=== EXERCISE GOAL ===
This exercise needs the complete data reproduced exactly.

Dataset rows describing interfaces

◆ ◆ ◆ ◆

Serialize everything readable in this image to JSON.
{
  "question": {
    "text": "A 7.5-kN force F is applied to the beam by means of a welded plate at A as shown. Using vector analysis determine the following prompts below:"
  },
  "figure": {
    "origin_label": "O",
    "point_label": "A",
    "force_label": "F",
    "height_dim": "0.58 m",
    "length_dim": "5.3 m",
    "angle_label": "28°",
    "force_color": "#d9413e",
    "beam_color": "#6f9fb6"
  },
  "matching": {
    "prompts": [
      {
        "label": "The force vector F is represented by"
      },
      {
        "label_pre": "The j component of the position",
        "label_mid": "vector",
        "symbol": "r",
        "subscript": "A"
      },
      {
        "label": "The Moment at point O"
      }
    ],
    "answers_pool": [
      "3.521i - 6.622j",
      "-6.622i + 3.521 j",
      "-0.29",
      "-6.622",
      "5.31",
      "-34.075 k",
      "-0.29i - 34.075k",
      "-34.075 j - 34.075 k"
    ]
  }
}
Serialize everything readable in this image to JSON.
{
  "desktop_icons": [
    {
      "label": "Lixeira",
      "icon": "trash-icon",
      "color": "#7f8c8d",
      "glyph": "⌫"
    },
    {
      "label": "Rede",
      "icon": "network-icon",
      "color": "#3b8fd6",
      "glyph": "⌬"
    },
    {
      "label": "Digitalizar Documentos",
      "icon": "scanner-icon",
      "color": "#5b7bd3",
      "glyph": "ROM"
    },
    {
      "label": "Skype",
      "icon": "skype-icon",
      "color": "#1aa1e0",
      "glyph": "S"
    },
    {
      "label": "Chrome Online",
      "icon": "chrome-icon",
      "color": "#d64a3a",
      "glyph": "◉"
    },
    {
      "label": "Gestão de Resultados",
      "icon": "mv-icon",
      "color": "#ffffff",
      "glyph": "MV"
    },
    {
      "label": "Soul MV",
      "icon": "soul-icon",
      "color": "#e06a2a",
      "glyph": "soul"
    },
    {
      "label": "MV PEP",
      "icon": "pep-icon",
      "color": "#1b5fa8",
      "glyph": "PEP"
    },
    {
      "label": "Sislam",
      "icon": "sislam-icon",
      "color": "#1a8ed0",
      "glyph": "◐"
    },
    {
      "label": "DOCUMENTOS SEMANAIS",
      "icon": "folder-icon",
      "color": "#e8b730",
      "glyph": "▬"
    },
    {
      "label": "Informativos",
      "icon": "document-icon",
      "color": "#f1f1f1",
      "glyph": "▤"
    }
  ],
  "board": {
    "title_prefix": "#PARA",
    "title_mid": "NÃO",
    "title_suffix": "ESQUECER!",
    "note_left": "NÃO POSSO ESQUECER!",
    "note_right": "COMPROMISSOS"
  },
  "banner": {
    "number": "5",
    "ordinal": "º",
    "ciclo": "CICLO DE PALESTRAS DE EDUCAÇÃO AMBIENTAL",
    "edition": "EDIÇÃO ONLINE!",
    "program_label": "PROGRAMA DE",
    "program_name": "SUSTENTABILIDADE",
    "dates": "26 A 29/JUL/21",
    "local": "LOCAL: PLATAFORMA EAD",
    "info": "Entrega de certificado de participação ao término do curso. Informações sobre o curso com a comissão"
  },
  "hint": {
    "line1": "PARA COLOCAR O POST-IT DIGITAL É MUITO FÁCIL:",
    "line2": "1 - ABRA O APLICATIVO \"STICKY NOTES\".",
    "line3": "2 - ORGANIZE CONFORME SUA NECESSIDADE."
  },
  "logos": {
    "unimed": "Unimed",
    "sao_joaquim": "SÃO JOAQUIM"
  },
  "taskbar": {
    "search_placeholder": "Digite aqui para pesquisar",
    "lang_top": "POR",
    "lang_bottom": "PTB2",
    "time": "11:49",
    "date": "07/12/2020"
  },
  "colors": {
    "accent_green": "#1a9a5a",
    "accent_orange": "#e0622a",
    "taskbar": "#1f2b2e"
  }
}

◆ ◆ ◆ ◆

=== RESPONSE ===
Serialize everything readable in this image to JSON.
{
  "question": {
    "text": "A 7.5-kN force F is applied to the beam by means of a welded plate at A as shown. Using vector analysis determine the following prompts below:"
  },
  "figure": {
    "origin_label": "O",
    "point_label": "A",
    "force_label": "F",
    "height_dim": "0.58 m",
    "length_dim": "5.3 m",
    "angle_label": "28°",
    "force_color": "#d9413e",
    "beam_color": "#6f9fb6"
  },
  "matching": {
    "prompts": [
      {
        "label": "The force vector F is represented by"
      },
      {
        "label_pre": "The j component of the position",
        "label_mid": "vector",
        "symbol": "r",
        "subscript": "A"
      },
      {
        "label": "The Moment at point O"
      }
    ],
    "answers_pool": [
      "3.521i - 6.622j",
      "-6.622i + 3.521 j",
      "-0.29",
      "-6.622",
      "5.31",
      "-34.075 k",
      "-0.29i - 34.075k",
      "-34.075 j - 34.075 k"
    ]
  }
}
Serialize everything readable in this image to JSON.
{
  "desktop_icons": [
    {
      "label": "Lixeira",
      "icon": "trash-icon",
      "color": "#7f8c8d",
      "glyph": "⌫"
    },
    {
      "label": "Rede",
      "icon": "network-icon",
      "color": "#3b8fd6",
      "glyph": "⌬"
    },
    {
      "label": "Digitalizar Documentos",
      "icon": "scanner-icon",
      "color": "#5b7bd3",
      "glyph": "ROM"
    },
    {
      "label": "Skype",
      "icon": "skype-icon",
      "color": "#1aa1e0",
      "glyph": "S"
    },
    {
      "label": "Chrome Online",
      "icon": "chrome-icon",
      "color": "#d64a3a",
      "glyph": "◉"
    },
    {
      "label": "Gestão de Resultados",
      "icon": "mv-icon",
      "color": "#ffffff",
      "glyph": "MV"
    },
    {
      "label": "Soul MV",
      "icon": "soul-icon",
      "color": "#e06a2a",
      "glyph": "soul"
    },
    {
      "label": "MV PEP",
      "icon": "pep-icon",
      "color": "#1b5fa8",
      "glyph": "PEP"
    },
    {
      "label": "Sislam",
      "icon": "sislam-icon",
      "color": "#1a8ed0",
      "glyph": "◐"
    },
    {
      "label": "DOCUMENTOS SEMANAIS",
      "icon": "folder-icon",
      "color": "#e8b730",
      "glyph": "▬"
    },
    {
      "label": "Informativos",
      "icon": "document-icon",
      "color": "#f1f1f1",
      "glyph": "▤"
    }
  ],
  "board": {
    "title_prefix": "#PARA",
    "title_mid": "NÃO",
    "title_suffix": "ESQUECER!",
    "note_left": "NÃO POSSO ESQUECER!",
    "note_right": "COMPROMISSOS"
  },
  "banner": {
    "number": "5",
    "ordinal": "º",
    "ciclo": "CICLO DE PALESTRAS DE EDUCAÇÃO AMBIENTAL",
    "edition": "EDIÇÃO ONLINE!",
    "program_label": "PROGRAMA DE",
    "program_name": "SUSTENTABILIDADE",
    "dates": "26 A 29/JUL/21",
    "local": "LOCAL: PLATAFORMA EAD",
    "info": "Entrega de certificado de participação ao término do curso. Informações sobre o curso com a comissão"
  },
  "hint": {
    "line1": "PARA COLOCAR O POST-IT DIGITAL É MUITO FÁCIL:",
    "line2": "1 - ABRA O APLICATIVO \"STICKY NOTES\".",
    "line3": "2 - ORGANIZE CONFORME SUA NECESSIDADE."
  },
  "logos": {
    "unimed": "Unimed",
    "sao_joaquim": "SÃO JOAQUIM"
  },
  "taskbar": {
    "search_placeholder": "Digite aqui para pesquisar",
    "lang_top": "POR",
    "lang_bottom": "PTB2",
    "time": "11:49",
    "date": "07/12/2020"
  },
  "colors": {
    "accent_green": "#1a9a5a",
    "accent_orange": "#e0622a",
    "taskbar": "#1f2b2e"
  }
}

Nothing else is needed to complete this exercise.